It's that time of year again when all the sale signs come out and the talk of Christmas is in the air. As more people opt to shop online to nab a bargain, avoid the crowds or simply for the convenience, it also becomes a 'joyous' time for scammers as they try to take advantage of the influx of online shoppers and those who may not be aware of how to protect themselves. Read on for our top tips to stay cyber safe this Christmas.

Guest checkout

You may have noticed now that most online retailers will give you the option of creating an account with them or checking out as a guest. While creating an account can have its perks such as loyalty rewards, discount codes or alerts to online sales, it also means providing more of your personal information.

If it's a one-off purchase or a retailer you don't shop with frequently consider checking out as a guest instead. Not only will you be able to check out faster, but you won't be providing as much information that could be accessible to hackers in the event of a data breach.

Buy through sites you know

With so many sales around Christmas time, scammers will want to take advantage of your inner bargain hunter. They know there are 'hot' items that people will want to get their hands on and for the best price possible. But as the saying goes, if it's too good to be true, it probably is.

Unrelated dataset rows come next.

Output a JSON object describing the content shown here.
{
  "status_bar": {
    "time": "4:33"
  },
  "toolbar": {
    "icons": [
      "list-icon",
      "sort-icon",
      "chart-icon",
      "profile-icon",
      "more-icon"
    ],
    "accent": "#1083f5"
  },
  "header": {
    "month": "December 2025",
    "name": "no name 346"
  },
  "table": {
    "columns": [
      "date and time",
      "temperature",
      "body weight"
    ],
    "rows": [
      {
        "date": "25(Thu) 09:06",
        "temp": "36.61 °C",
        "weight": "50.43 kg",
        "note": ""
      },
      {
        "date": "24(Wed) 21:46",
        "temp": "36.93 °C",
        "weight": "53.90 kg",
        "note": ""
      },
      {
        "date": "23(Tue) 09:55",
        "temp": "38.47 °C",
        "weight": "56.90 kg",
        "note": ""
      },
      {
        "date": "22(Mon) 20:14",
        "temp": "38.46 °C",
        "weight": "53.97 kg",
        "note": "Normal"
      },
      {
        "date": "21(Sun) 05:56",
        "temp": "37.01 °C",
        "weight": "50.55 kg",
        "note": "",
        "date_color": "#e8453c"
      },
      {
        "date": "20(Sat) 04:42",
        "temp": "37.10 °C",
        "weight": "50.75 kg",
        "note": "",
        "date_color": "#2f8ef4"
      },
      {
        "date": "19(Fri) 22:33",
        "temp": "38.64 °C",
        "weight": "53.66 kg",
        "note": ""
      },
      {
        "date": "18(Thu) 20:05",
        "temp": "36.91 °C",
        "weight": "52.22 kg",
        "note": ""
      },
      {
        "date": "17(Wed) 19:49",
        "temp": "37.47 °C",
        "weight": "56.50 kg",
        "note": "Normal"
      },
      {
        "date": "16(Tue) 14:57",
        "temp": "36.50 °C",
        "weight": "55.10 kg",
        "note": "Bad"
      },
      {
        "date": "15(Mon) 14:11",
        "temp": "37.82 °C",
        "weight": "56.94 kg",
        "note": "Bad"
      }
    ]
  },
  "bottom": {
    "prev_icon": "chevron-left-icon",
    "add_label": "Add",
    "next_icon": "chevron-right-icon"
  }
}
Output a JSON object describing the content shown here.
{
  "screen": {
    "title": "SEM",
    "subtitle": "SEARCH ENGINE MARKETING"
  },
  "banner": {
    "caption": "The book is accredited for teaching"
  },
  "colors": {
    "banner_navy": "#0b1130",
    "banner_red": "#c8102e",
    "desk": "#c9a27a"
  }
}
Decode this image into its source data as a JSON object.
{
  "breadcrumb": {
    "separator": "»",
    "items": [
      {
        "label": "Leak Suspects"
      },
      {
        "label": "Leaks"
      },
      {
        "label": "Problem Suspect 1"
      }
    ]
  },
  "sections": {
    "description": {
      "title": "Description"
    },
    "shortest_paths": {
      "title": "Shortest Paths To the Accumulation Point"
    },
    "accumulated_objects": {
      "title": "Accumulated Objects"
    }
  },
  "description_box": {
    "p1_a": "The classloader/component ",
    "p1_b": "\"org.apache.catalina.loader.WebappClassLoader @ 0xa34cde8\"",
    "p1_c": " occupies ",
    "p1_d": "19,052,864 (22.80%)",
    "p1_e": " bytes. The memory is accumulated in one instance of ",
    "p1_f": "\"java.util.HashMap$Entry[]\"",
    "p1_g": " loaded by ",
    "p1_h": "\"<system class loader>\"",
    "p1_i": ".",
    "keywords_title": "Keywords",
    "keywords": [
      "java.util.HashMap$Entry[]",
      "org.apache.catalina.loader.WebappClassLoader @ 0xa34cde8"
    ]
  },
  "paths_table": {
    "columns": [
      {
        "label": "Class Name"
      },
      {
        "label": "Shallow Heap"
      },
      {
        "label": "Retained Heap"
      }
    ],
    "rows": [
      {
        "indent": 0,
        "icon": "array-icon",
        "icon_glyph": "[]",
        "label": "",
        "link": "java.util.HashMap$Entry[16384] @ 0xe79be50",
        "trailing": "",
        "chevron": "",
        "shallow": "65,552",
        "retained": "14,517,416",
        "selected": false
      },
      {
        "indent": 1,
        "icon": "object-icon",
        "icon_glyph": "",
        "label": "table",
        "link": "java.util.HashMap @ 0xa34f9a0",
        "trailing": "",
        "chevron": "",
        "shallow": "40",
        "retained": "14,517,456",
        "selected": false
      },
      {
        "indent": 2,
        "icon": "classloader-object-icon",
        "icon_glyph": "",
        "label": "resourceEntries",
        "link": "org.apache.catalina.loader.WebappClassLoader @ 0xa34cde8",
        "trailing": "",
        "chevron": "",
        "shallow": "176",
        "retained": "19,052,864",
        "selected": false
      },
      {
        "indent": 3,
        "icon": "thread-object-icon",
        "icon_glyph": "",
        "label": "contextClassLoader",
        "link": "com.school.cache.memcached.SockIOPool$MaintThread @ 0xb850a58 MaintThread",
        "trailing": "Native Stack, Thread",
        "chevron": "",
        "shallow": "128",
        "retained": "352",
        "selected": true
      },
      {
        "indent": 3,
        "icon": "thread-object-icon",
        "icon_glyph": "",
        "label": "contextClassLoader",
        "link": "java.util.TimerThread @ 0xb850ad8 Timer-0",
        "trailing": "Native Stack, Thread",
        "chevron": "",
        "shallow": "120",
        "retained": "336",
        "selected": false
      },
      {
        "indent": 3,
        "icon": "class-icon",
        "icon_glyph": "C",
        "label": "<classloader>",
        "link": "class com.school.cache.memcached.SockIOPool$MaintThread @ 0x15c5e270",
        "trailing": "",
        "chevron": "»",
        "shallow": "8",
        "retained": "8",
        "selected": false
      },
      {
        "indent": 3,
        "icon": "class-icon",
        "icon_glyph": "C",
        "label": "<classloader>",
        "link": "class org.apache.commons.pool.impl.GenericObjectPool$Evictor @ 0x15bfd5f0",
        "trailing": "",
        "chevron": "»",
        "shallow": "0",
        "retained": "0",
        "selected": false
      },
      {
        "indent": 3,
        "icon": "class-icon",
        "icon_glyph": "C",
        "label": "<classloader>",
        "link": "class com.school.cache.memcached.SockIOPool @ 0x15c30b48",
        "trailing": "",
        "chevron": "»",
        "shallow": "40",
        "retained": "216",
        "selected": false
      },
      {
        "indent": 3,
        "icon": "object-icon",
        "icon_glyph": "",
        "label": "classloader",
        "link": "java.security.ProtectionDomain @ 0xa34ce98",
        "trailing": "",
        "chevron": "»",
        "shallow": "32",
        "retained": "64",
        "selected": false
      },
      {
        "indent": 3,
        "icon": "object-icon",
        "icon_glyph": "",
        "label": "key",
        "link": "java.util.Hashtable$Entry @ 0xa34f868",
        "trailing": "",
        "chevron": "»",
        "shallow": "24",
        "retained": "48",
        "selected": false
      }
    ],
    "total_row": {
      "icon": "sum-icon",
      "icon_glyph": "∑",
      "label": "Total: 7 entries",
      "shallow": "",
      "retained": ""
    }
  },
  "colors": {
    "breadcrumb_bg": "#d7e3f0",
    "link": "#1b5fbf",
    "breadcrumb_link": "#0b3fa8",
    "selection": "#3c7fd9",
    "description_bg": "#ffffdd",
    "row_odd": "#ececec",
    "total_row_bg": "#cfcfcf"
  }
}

If you notice most big retailers have the same item on sale for a similar price, but you've found a website either online or through social media that is offering the same item at an unbelievable discount, it should be your first red flag. While you might not be getting the discount you anticipated, it's safer to stick with retailers you know so you can ensure you're receiving a legitimate product that you can return or exchange if you need.

Be sure to also look out for the "https" at the beginning of a website's address. The S in HTTPS actually stands for "secure", so if you don't see the "s" at the end of "http," then the site is not encrypted, and your data will not be secure. The padlock symbol you may have seen in your browser indicates the site has a valid HTTPS certificate.

Cybercriminals are smart though and will also use HTTPS websites to gain your trust, so avoid clicking on links that offer deals or incentives that you know deep down are too good to be true.

Check the address and contact details

If you're still not sure if a website is legitimate because it shows the padlock and HTTPS in the URL, check for contact details and a physical address of the company. Retailers want to provide you with the best customer experience as possible and will usually make it easy for you to find their contact information. If you're struggling to find anything in the form of customer support such as a working phone number and email, or you notice their company address is something obscure, then it probably isn't worth the risk.

Beware of fake shipping updates

If you receive a text or an email that claims to have 'information' on your order such as delivery tracking or a notice that it's been delayed, do not click on the link. When you have multiple orders on the go, it's easy lose track of which company has sent you order updates and shipping information. The best way to check on your order status is to refer to order updates sent directly from the retailer which will often include a summary of what you have ordered.

This information provides general advice only. We do not provide advice about this product based on any consideration of your personal objectives, needs or circumstances.